Let $F: V \times W\rightarrow Z$, where $V,W,Z$ are finite-dimensional smooth (or analytic) manifolds and $F$ is smooth (or analytic). Assume that $\dim W=\dim Z$ and the usual inverse function theorem applies when we fix the first argument of $F$, so locally we have an inverse (w.r.t. the second argument of $F$) mapping $f: V \times Z \rightarrow W$ such that for any $v,w,z$ from suitably chosen small vicinities we have $F(v,f(v,z))\equiv z$ and $f$ is smooth (or analytic). Here comes the question:

Is there any sensible way to glue together these $f$'s so that we can speak of them globally, and under which conditions?

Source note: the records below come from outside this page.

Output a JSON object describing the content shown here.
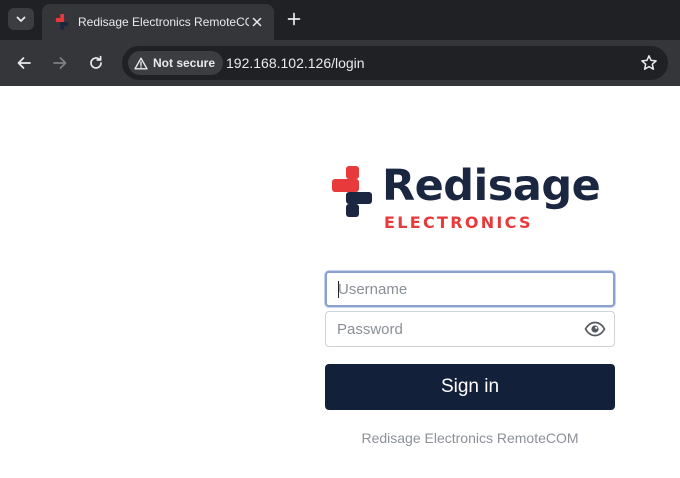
{
  "browser": {
    "tab_title": "Redisage Electronics RemoteCOM",
    "security_label": "Not secure",
    "url": "192.168.102.126/login"
  },
  "brand": {
    "name": "Redisage",
    "subtitle": "ELECTRONICS",
    "primary_color": "#1b2640",
    "accent_color": "#e8393b"
  },
  "login": {
    "username_placeholder": "Username",
    "username_value": "",
    "password_placeholder": "Password",
    "password_value": "",
    "submit_label": "Sign in",
    "footer": "Redisage Electronics RemoteCOM"
  },
  "icons": [
    "chevron-down-icon",
    "close-icon",
    "plus-icon",
    "back-arrow-icon",
    "forward-arrow-icon",
    "reload-icon",
    "warning-icon",
    "star-icon",
    "eye-icon"
  ]
}
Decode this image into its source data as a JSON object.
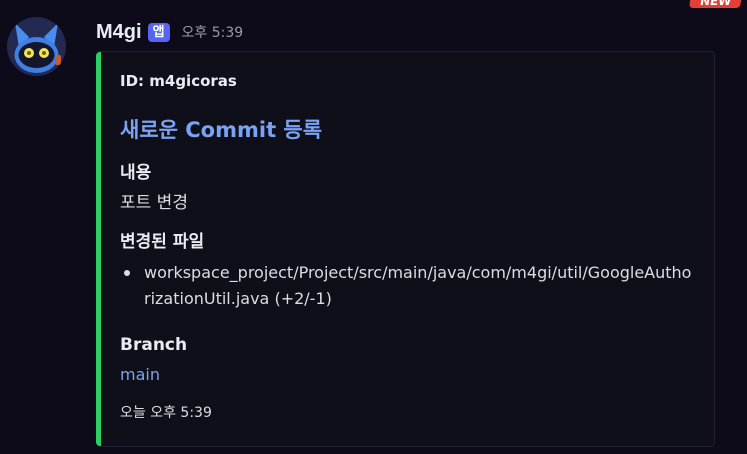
{
  "badge": {
    "new": "NEW"
  },
  "message": {
    "username": "M4gi",
    "app_tag": "앱",
    "timestamp": "오후 5:39"
  },
  "embed": {
    "accent_color": "#2ccf63",
    "author": "ID: m4gicoras",
    "title": "새로운 Commit 등록",
    "fields": {
      "content_name": "내용",
      "content_value": "포트 변경",
      "files_name": "변경된 파일",
      "files": [
        "workspace_project/Project/src/main/java/com/m4gi/util/GoogleAuthorizationUtil.java (+2/-1)"
      ],
      "branch_name": "Branch",
      "branch_value": "main"
    },
    "footer": "오늘 오후 5:39"
  },
  "icons": {
    "avatar": "robot-avatar-icon"
  }
}
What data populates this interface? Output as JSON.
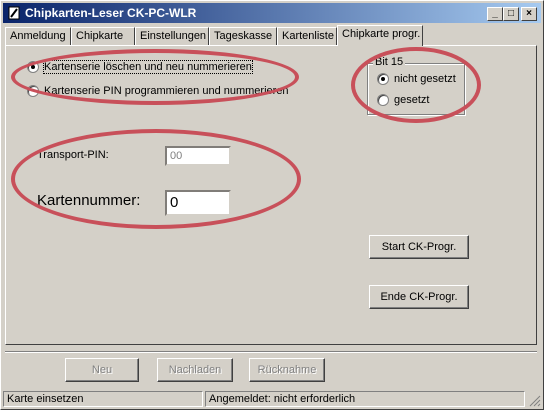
{
  "window": {
    "title": "Chipkarten-Leser CK-PC-WLR"
  },
  "tabs": [
    {
      "label": "Anmeldung"
    },
    {
      "label": "Chipkarte"
    },
    {
      "label": "Einstellungen"
    },
    {
      "label": "Tageskasse"
    },
    {
      "label": "Kartenliste"
    },
    {
      "label": "Chipkarte progr."
    }
  ],
  "mode": {
    "options": [
      {
        "label": "Kartenserie löschen und neu nummerieren",
        "selected": true
      },
      {
        "label": "Kartenserie PIN programmieren und nummerieren",
        "selected": false
      }
    ]
  },
  "bit15": {
    "legend": "Bit 15",
    "options": [
      {
        "label": "nicht gesetzt",
        "selected": true
      },
      {
        "label": "gesetzt",
        "selected": false
      }
    ]
  },
  "transport_pin": {
    "label": "Transport-PIN:",
    "value": "00"
  },
  "kartennummer": {
    "label": "Kartennummer:",
    "value": "0"
  },
  "buttons": {
    "start": "Start CK-Progr.",
    "ende": "Ende CK-Progr.",
    "neu": "Neu",
    "nachladen": "Nachladen",
    "ruecknahme": "Rücknahme"
  },
  "statusbar": {
    "left": "Karte einsetzen",
    "right": "Angemeldet: nicht erforderlich"
  },
  "colors": {
    "titlebar": "#0a246a",
    "annotation": "#c8505a",
    "face": "#d4d0c8"
  }
}
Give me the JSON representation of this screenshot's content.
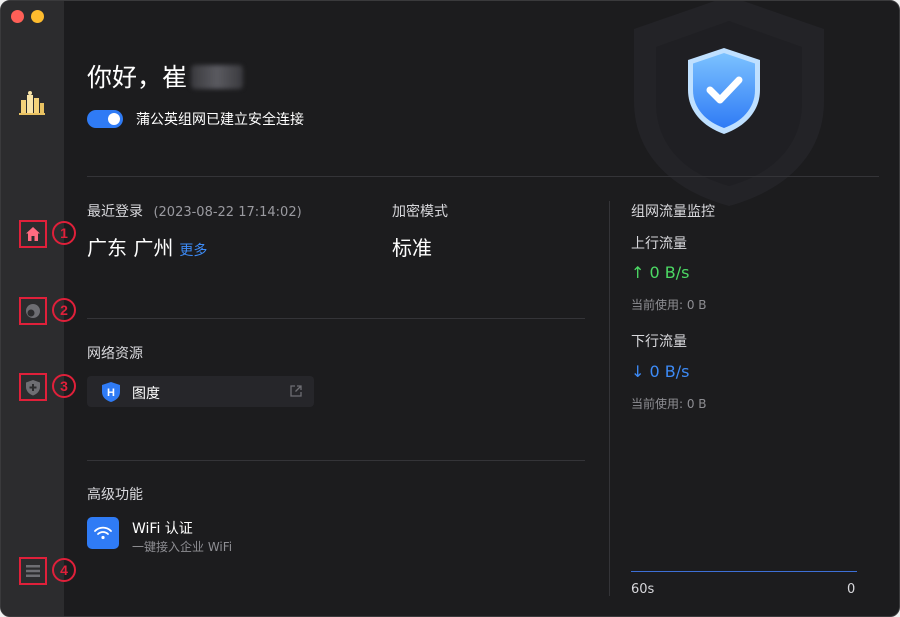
{
  "window": {
    "traffic_lights": [
      "red",
      "yellow"
    ]
  },
  "sidebar": {
    "items": [
      {
        "name": "home",
        "icon": "home-icon",
        "num": "1"
      },
      {
        "name": "network",
        "icon": "globe-icon",
        "num": "2"
      },
      {
        "name": "security",
        "icon": "shield-plus-icon",
        "num": "3"
      },
      {
        "name": "menu",
        "icon": "menu-icon",
        "num": "4"
      }
    ]
  },
  "header": {
    "greeting": "你好，崔",
    "connection_status": "蒲公英组网已建立安全连接",
    "toggle_on": true
  },
  "login": {
    "label": "最近登录",
    "time": "(2023-08-22 17:14:02)",
    "location": "广东 广州",
    "more_link": "更多"
  },
  "encryption": {
    "label": "加密模式",
    "value": "标准"
  },
  "resources": {
    "title": "网络资源",
    "items": [
      {
        "name": "图度",
        "icon": "shield-h-icon"
      }
    ]
  },
  "advanced": {
    "title": "高级功能",
    "items": [
      {
        "title": "WiFi 认证",
        "subtitle": "一键接入企业 WiFi",
        "icon": "wifi-icon"
      }
    ]
  },
  "traffic": {
    "title": "组网流量监控",
    "upload": {
      "label": "上行流量",
      "rate": "↑ 0 B/s",
      "usage": "当前使用: 0 B"
    },
    "download": {
      "label": "下行流量",
      "rate": "↓ 0 B/s",
      "usage": "当前使用: 0 B"
    },
    "axis_left": "60s",
    "axis_right": "0"
  },
  "colors": {
    "accent": "#2f7bf5",
    "upload": "#4cd964",
    "download": "#3d8bf7",
    "annotation": "#e0203a"
  }
}
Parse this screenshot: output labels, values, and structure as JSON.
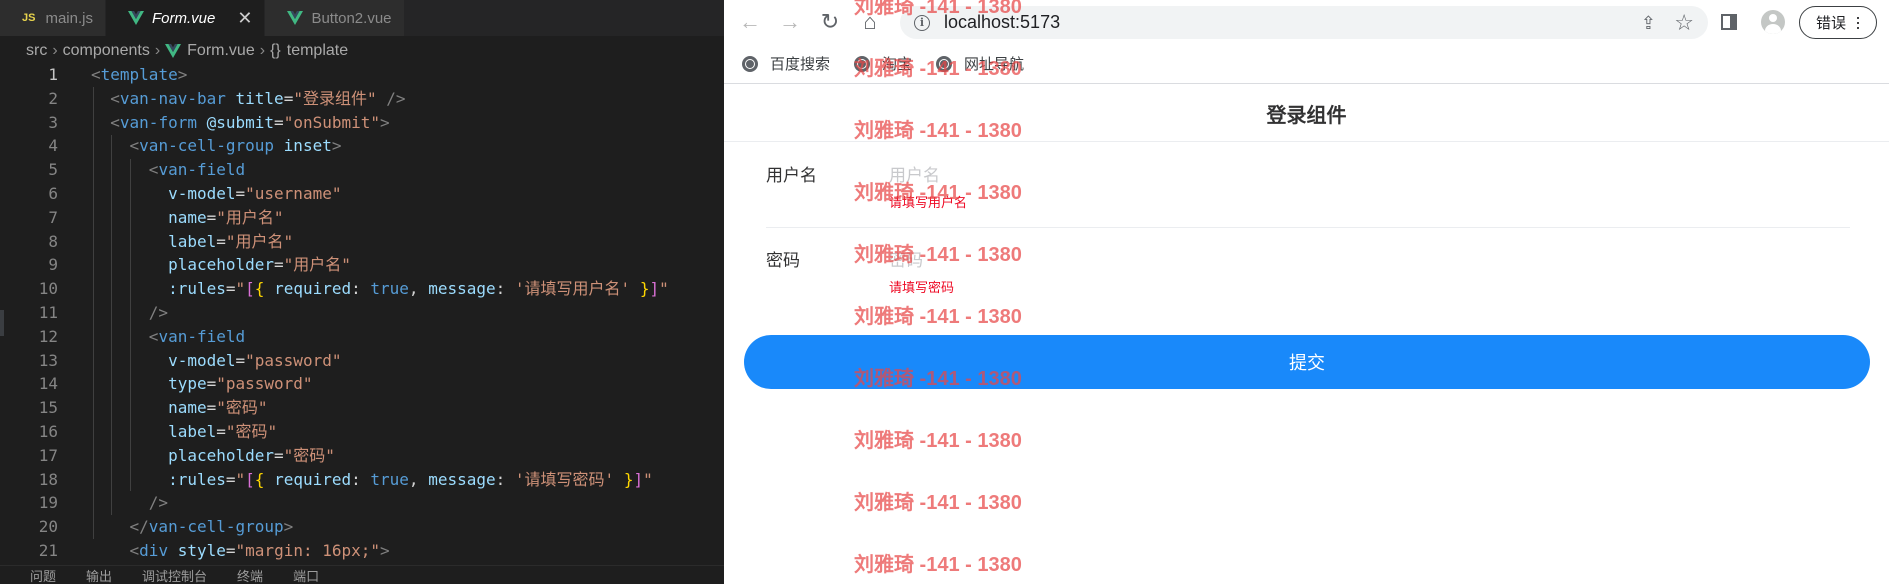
{
  "editor": {
    "tabs": [
      {
        "label": "main.js",
        "icon": "js-icon",
        "active": false
      },
      {
        "label": "Form.vue",
        "icon": "vue-icon",
        "active": true,
        "close": "✕"
      },
      {
        "label": "Button2.vue",
        "icon": "vue-icon",
        "active": false
      }
    ],
    "breadcrumb": [
      "src",
      "components",
      "Form.vue",
      "template"
    ],
    "breadcrumb_brace": "{}",
    "current_line": 1,
    "lines": [
      {
        "n": "1"
      },
      {
        "n": "2"
      },
      {
        "n": "3"
      },
      {
        "n": "4"
      },
      {
        "n": "5"
      },
      {
        "n": "6"
      },
      {
        "n": "7"
      },
      {
        "n": "8"
      },
      {
        "n": "9"
      },
      {
        "n": "10"
      },
      {
        "n": "11"
      },
      {
        "n": "12"
      },
      {
        "n": "13"
      },
      {
        "n": "14"
      },
      {
        "n": "15"
      },
      {
        "n": "16"
      },
      {
        "n": "17"
      },
      {
        "n": "18"
      },
      {
        "n": "19"
      },
      {
        "n": "20"
      },
      {
        "n": "21"
      }
    ],
    "code": {
      "l1_tag": "template",
      "l2_tag": "van-nav-bar",
      "l2_attr": "title",
      "l2_val": "\"登录组件\"",
      "l3_tag": "van-form",
      "l3_attr": "@submit",
      "l3_val": "\"onSubmit\"",
      "l4_tag": "van-cell-group",
      "l4_attr": "inset",
      "l5_tag": "van-field",
      "l6_attr": "v-model",
      "l6_val": "\"username\"",
      "l7_attr": "name",
      "l7_val": "\"用户名\"",
      "l8_attr": "label",
      "l8_val": "\"用户名\"",
      "l9_attr": "placeholder",
      "l9_val": "\"用户名\"",
      "l10_attr": ":rules",
      "l10_key1": "required",
      "l10_kw": "true",
      "l10_key2": "message",
      "l10_msg": "'请填写用户名'",
      "l12_tag": "van-field",
      "l13_attr": "v-model",
      "l13_val": "\"password\"",
      "l14_attr": "type",
      "l14_val": "\"password\"",
      "l15_attr": "name",
      "l15_val": "\"密码\"",
      "l16_attr": "label",
      "l16_val": "\"密码\"",
      "l17_attr": "placeholder",
      "l17_val": "\"密码\"",
      "l18_attr": ":rules",
      "l18_key1": "required",
      "l18_kw": "true",
      "l18_key2": "message",
      "l18_msg": "'请填写密码'",
      "l20_tag": "van-cell-group",
      "l21_tag": "div",
      "l21_attr": "style",
      "l21_val": "\"margin: 16px;\""
    },
    "panel_tabs": [
      "问题",
      "输出",
      "调试控制台",
      "终端",
      "端口"
    ]
  },
  "browser": {
    "url": "localhost:5173",
    "error_label": "错误",
    "bookmarks": [
      "百度搜索",
      "淘宝",
      "网址导航"
    ],
    "page": {
      "title": "登录组件",
      "fields": [
        {
          "label": "用户名",
          "placeholder": "用户名",
          "error": "请填写用户名"
        },
        {
          "label": "密码",
          "placeholder": "密码",
          "error": "请填写密码"
        }
      ],
      "submit_label": "提交"
    }
  },
  "watermark": {
    "text": "刘雅琦 -141 - 1380",
    "count": 10
  },
  "colors": {
    "vue_green": "#41b883",
    "js_yellow": "#e8d44d",
    "submit_blue": "#1989fa",
    "error_red": "#ee0a24",
    "watermark_red": "#e84646"
  }
}
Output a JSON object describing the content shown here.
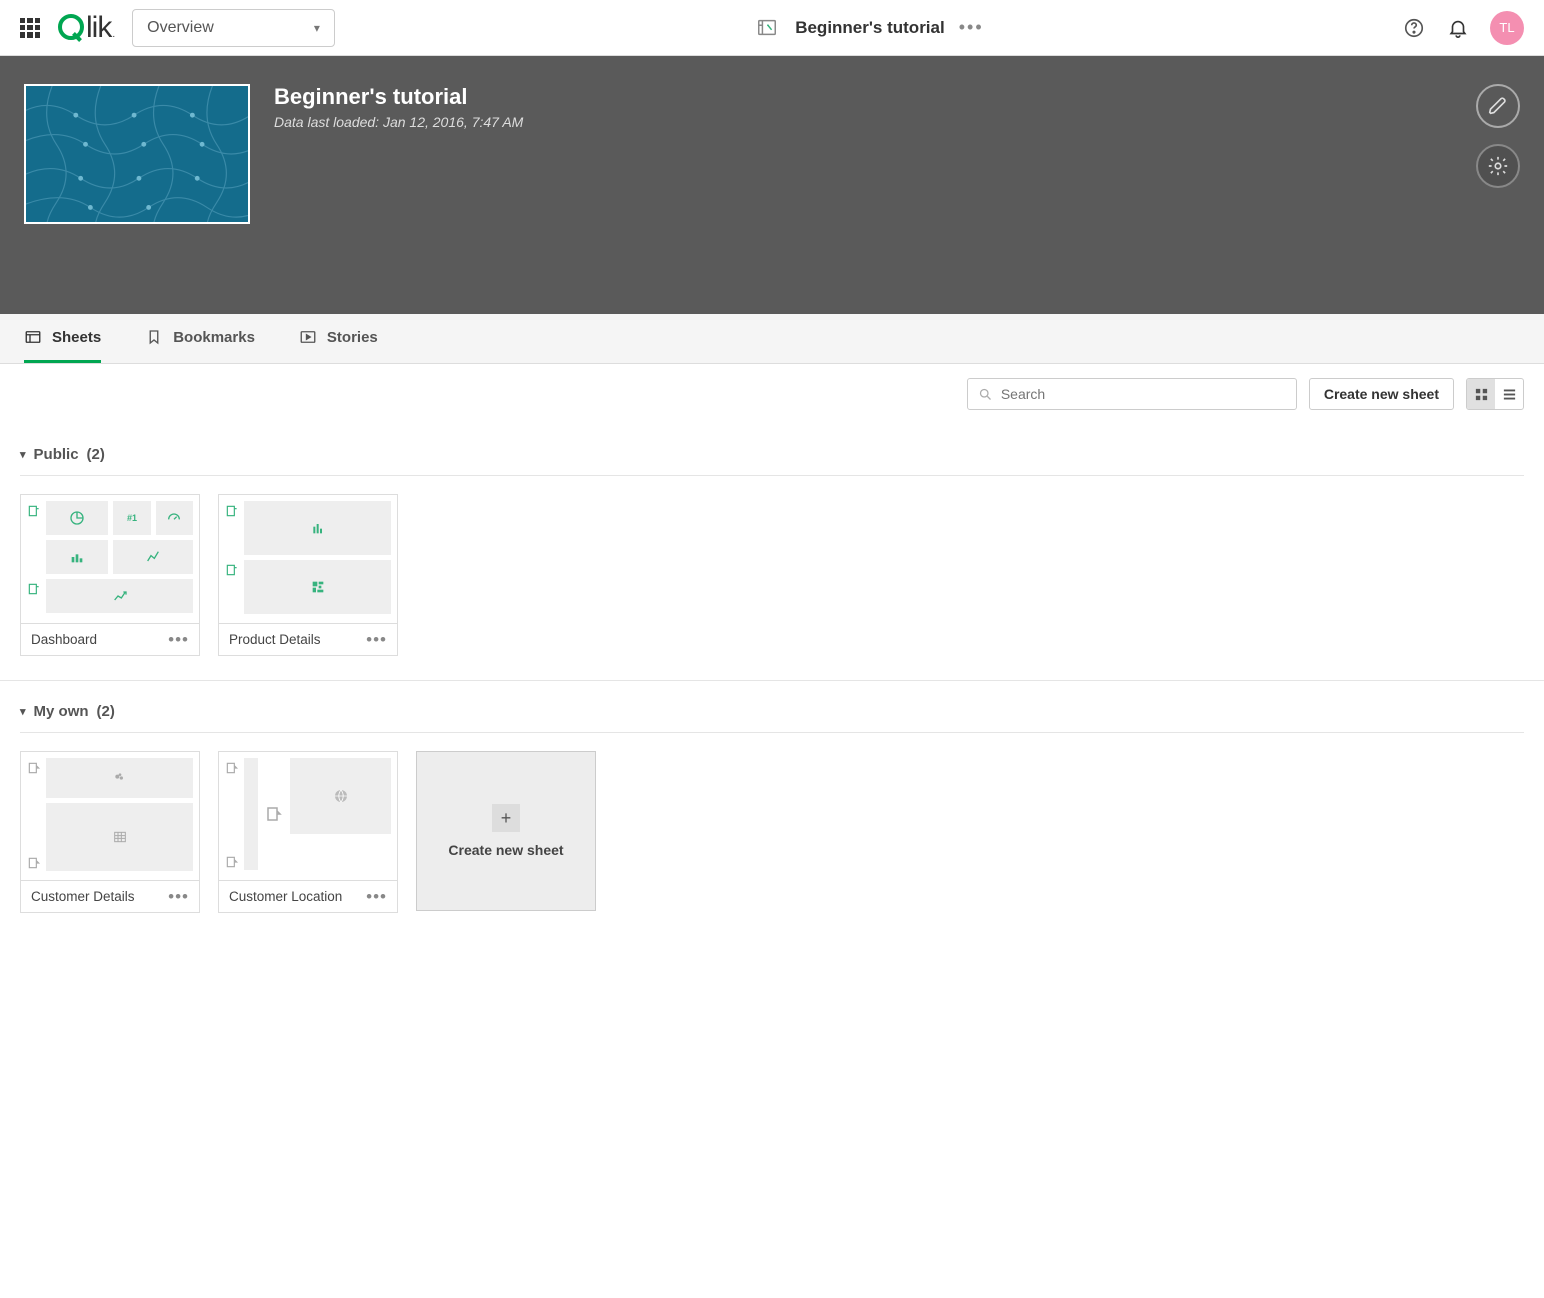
{
  "topbar": {
    "logo_text": "lik",
    "dropdown_label": "Overview",
    "app_title": "Beginner's tutorial",
    "avatar_initials": "TL"
  },
  "hero": {
    "title": "Beginner's tutorial",
    "subtitle": "Data last loaded: Jan 12, 2016, 7:47 AM"
  },
  "tabs": {
    "sheets": "Sheets",
    "bookmarks": "Bookmarks",
    "stories": "Stories"
  },
  "toolbar": {
    "search_placeholder": "Search",
    "create_label": "Create new sheet"
  },
  "sections": {
    "public": {
      "label": "Public",
      "count": "(2)",
      "items": [
        {
          "name": "Dashboard"
        },
        {
          "name": "Product Details"
        }
      ]
    },
    "myown": {
      "label": "My own",
      "count": "(2)",
      "items": [
        {
          "name": "Customer Details"
        },
        {
          "name": "Customer Location"
        }
      ],
      "create_label": "Create new sheet"
    }
  }
}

More precisely, is there a way to treat this situation "as if" $f$ were defined globally, without doing the "restrict ourselves to suitably chosen small vicinities" thing all the time, even if we allow the Jacobian of $F$ w.r.t. $w$ to vanish at some points or even on some submanifolds of $V\times W$ of nonzero codimension?

I do not quite expect that (under reasonably mild conditions) one can construct a global $f$ defined on the whole $Q=Z\times V/Sing$ where $Sing=\lbrace(v,z)\in V\times Z|f \quad \mbox{can't be reasonably defined}\rbrace$ but perhaps one can have a sheaf of such $f$'s on $Q$ or something of the sort? I just started with learning the sheaf theory, so I don't quite (yet) know how to make things work on my own.

While in my particular application I would like $V$ to be a manifold, if this makes things easier, I can quite well make do with $W$ and $Z$ being just open domains in $\mathbb{R}^n$ or $\mathbb{C}^n$ (or whole $\mathbb{R}^n$ or $\mathbb{C}^n$ for that matter); that's the main reason why I wrote the domain of $F$ as $V\times W$ rather than just some general manifold $M$.

In fact, I am quite convinced that things like that should have been treated in the literature but I wasn't able to google up anything reasonable so far (maybe I just don't know the right keywords), so pointing out any suitable references is most welcome.

genuinelyglobalize $f$, that's the whole point. $\endgroup$ – anonymous Nov 29 '10 at 5:41